I shouldn’t be surprised that a book called The Vacationers turned out to be such a beach read, pure fluff sucked down my brain tube in mere hours, requiring no thought process, no chewing, no mulling or appreciation of language. If there’s one thing that I require of my beach reading, it’s that I don’t stub my toe on the 2nd paragraph and puzzle over its meaning. I choked as I was meandering along and had to re-read it a few times. It sits like a brick in the middle of a pristine tub of water – inexplicable. Which is unfortunate, because the first paragraph, nay, first sentence had such promise. “Leaving always came as a surprise, no matter how long the dates had been looming on the calendar.” We see Jim, rushing around to pack for a vacation, and can hear his wife and daughter in similar thrashing through the house.
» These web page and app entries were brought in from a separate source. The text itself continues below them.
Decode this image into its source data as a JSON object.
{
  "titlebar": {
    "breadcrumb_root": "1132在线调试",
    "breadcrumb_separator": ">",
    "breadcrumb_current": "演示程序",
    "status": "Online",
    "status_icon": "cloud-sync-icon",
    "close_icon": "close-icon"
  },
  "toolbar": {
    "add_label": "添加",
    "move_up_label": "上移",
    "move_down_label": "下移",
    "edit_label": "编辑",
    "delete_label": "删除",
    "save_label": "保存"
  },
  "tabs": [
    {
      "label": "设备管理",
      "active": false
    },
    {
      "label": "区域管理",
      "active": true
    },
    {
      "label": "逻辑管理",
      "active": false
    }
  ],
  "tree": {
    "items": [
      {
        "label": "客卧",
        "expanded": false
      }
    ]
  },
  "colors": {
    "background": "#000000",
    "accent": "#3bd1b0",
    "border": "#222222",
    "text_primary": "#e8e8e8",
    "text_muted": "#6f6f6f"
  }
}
But then, the thudding reject of paragraph 2:
There were things Jim would have taken out of his bags, if it had been possible: the last year of his life, and the five before that, when it came to his knees; the way Franny looked at him across the table at night; the feeling of himself inside a new mouth for the first time in three decades, and how much he wanted to stay there; the emptiness waiting on the other side of the return flight, the blank days he would have to fill and fill and fill. jim sat down at his desk and waited for someone to tell him that he was needed elsewhere.
I get that Straub wants us to slowly unravel the mystery of the unraveling marriage between Franny and Jim, but what is he, a dentist? “inside a new mouth for the first time…” leaves a lot to be desired in terms of hints of infidelity. But even that first bit, “the last year of his life, and the five before that, when it came to his knees.” Is he getting old? Or is he begging for so much forgiveness over the last 5 years that his knees are giving out?
Suddenly, we meet Sylvia, out on the street hailing a cab. It becomes apparent in a bit that Jim is her dad. The Manhattanites are headed to Mallorca for a family vacation, meeting brother Bobby and his girlfriend, along with Fanny’s dear friend Charles and his husband. Two weeks in a friend’s house on an island of Spain, drama ensues. The son cheats on his girlfriend in front of his sister, much to her disgust. The father’s infidelity comes out, and Charles punches Jim. Charles & hubby Lawrence find out predictably that they are chosen as the parents for an adopted boy. Sylvia loses her virginity to her Spanish tutor. Franny dashes off to get tennis lessons from a famous pro and knocks herself unconscious and later has lunch with the instructor while hubby Jim is spying on her on the back of new friend Terry’s motorcycle. It’s all very whirlwind and good-ending-y, if that’s your cup of tea.